The fastest way to ensure mass adoption of new FirstNet service options (data and voice) is to facilitate savings elsewhere in the system. FirstNet’s RFP includes a March 2019 milestone for the mission-critical-push-to-talk (MCPTT) technical capability to be implemented in its network, but final state plans also should include specific, intermediate milestones for technology development, testing and validation, along with committed resources and actions to achieve those milestones.
Mission-critical, enhanced location (with z-axis, vertical capabilities):Unlike mission-critical voice, enhanced location is a more near-term reality, with known technologies capable of rolling out during the same timeframe as the base FirstNet LTE deployment. These capabilities, including 3D geolocation, situational awareness, and incident management command and control, would be of extraordinary value to first responders, both in finding an emergency caller, by floor, in a high-rise building as well as in protecting their own safety in the event they become disabled or endangered. The FirstNet board has stated that the contract requires that this capability be available by March 2022, but the FirstNet board and staff have emphasized the need to implement it sooner, if the technology is ready. While three-dimensional (3D) geolocation with vertical capability is obviously more critical in large urban markets, final state plans should include deployment timeframes and coverage for each state’s key markets with high-rise building concentrations.

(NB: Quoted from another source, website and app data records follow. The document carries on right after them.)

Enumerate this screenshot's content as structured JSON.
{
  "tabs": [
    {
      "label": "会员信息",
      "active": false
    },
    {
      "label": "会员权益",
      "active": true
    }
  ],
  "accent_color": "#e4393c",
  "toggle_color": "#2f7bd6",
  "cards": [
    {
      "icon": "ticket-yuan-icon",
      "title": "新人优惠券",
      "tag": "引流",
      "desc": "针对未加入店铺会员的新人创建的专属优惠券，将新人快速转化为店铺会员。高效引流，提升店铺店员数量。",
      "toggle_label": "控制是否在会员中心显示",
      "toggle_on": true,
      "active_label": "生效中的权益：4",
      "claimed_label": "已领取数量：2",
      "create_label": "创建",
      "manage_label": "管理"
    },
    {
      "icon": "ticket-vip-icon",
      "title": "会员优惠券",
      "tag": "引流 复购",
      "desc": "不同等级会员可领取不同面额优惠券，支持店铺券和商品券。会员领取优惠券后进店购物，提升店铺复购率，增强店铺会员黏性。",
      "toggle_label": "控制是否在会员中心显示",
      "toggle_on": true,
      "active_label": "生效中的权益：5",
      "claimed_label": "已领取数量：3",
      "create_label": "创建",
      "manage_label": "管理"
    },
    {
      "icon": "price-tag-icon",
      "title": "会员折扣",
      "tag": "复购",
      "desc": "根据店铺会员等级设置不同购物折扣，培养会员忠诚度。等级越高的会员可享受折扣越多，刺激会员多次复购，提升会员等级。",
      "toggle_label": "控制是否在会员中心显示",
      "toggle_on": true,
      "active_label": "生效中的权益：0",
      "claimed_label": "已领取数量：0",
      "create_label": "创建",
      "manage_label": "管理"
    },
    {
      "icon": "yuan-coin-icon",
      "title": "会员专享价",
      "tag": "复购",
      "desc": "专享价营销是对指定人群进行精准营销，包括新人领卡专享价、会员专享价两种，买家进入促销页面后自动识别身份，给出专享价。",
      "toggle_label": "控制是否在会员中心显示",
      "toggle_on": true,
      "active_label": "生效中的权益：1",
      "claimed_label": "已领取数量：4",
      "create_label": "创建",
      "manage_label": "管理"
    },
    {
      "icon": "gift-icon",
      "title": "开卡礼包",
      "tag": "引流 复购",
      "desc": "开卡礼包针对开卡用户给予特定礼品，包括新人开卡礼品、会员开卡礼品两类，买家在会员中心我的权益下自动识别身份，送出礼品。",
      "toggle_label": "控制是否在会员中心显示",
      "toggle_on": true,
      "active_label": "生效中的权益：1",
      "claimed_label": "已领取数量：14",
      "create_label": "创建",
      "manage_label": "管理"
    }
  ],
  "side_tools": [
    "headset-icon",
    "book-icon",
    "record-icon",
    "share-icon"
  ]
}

Virginia became the first state in the nation to “opt-in” and accept FirstNet’s deployment plan. There are enormous advantages to collaborating as part of the nationwide FirstNet initiative. While Virginia has exercised its “opt-in” right, AT&T and FirstNet are encouraged to responsibly address the three issues noted above within the state. And, of course, any alternative proposal being considered by a potential “opt-out” state would need to address these issues, as well. The plans and deployment commitments made today will establish the public-safety technology path for the next 25 years. We simply cannot get this wrong.
FirstNet clearly does represent a once-in-a-lifetime opportunity to move first-responder communications into the future. The opportunity is clear, but success will depend on the cooperative efforts of FirstNet, AT&T and each state in addressing the known challenges, as well. We in the first-responder community are ready for that task, and we are ready for this opportunity to become reality across our nation, for citizens and first responders alike.
Charles Werner, Charlottesville fire chief emeritus and currently serving as the acting deputy state coordinator and senior advisor for the Virginia Department of Emergency Management. Chief Werner is a 42-year public- safety veteran. Charles has worked on the nationwide public- safety broadband network for over 11 years. He presently serves on the Virginia FirstNet Review Team and was involved with Virginia becoming the first state to opt-in to FirstNet. Chief Werner presently serves on the National Alliance for Public Safety GIS Foundation, IAFC Technology Council, American Association of American Railroads Ask Rail Public Safety Advisory Committee, NFPA Technical Committee on UAS, the IPSA UAS Committee chair and the National Council on Public Safety UAS.
Charles served as chair of the DHS SAFECOM Executive Committee, served on the FirstNet Public Safety Advisory Committee (PSAC), National Public Safety Telecommunications Council (NPSTC) Governing Board and the DHS Homeland Security Information Network (HSIN) Advisory Committee. Charles may be reached via email at firstname.lastname@example.org